> _PROBLEM REQUIREMENTS_
Every line of the data below that holds the string "Include" needs to be reported.

----------------

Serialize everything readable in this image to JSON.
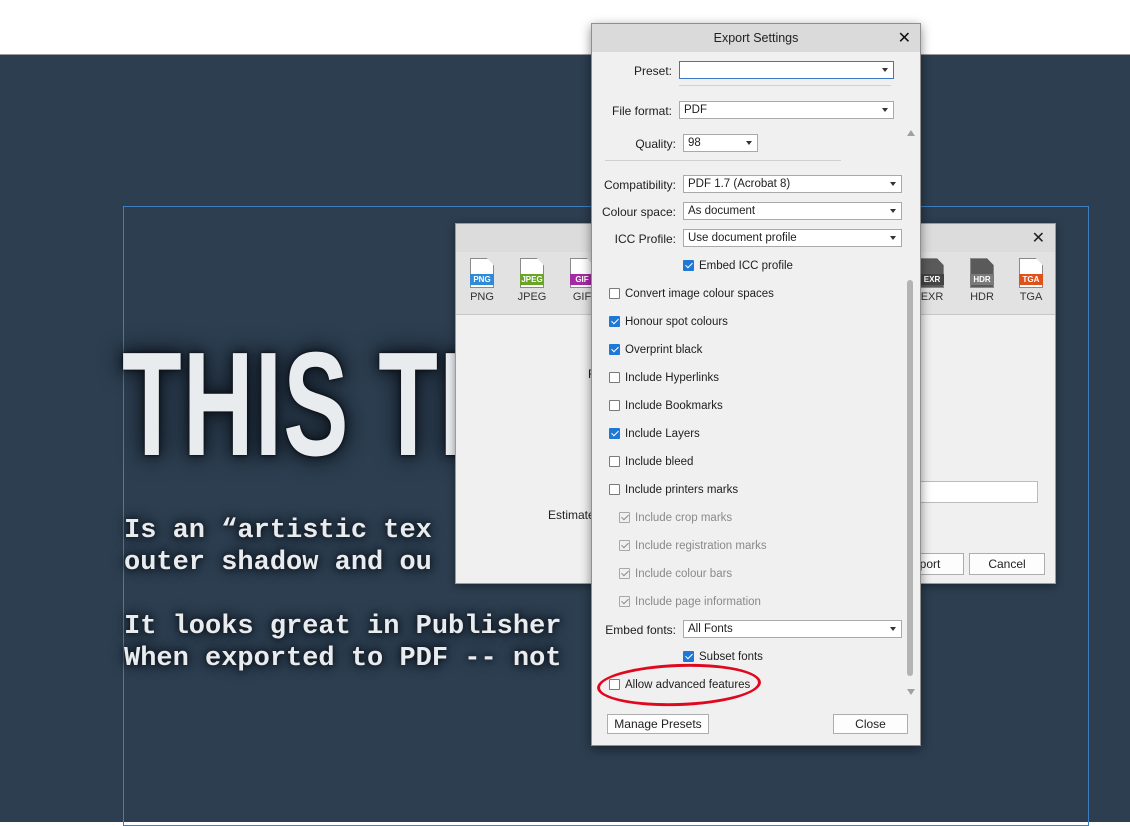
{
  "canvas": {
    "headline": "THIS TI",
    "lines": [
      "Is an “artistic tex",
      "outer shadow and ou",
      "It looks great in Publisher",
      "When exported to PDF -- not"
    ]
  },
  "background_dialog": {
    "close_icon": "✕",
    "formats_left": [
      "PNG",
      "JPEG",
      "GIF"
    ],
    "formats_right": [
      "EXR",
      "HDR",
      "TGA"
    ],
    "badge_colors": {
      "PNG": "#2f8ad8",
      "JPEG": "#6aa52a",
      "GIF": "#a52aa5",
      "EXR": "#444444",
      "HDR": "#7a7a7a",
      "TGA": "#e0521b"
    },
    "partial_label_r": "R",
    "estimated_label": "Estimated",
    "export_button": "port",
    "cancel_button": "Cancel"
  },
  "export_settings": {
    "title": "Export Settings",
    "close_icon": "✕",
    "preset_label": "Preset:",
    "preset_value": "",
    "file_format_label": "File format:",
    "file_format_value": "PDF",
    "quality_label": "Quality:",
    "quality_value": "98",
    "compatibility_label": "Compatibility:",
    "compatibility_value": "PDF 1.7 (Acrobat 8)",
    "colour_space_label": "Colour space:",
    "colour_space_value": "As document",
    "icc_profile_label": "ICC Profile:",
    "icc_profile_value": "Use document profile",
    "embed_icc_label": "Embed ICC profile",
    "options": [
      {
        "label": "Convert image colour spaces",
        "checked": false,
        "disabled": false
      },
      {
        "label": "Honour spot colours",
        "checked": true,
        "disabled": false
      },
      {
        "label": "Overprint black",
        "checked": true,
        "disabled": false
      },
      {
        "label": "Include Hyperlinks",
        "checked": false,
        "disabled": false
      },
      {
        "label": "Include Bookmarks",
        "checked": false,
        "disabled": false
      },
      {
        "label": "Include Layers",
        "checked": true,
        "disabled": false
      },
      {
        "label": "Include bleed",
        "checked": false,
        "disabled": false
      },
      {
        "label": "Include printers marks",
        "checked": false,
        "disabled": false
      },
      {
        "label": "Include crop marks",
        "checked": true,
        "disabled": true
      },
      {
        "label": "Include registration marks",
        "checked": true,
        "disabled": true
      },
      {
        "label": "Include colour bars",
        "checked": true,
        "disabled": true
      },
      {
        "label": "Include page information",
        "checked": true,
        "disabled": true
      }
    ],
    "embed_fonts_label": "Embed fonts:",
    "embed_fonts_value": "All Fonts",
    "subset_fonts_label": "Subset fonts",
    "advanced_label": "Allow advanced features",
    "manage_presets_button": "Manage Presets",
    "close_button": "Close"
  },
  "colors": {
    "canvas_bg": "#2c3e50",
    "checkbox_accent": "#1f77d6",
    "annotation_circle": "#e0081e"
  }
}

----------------

> _RESPONSE_
        "label": "Include Hyperlinks",
        "label": "Include Bookmarks",
        "label": "Include Layers",
        "label": "Include bleed",
        "label": "Include printers marks",
        "label": "Include crop marks",
        "label": "Include registration marks",
        "label": "Include colour bars",
        "label": "Include page information",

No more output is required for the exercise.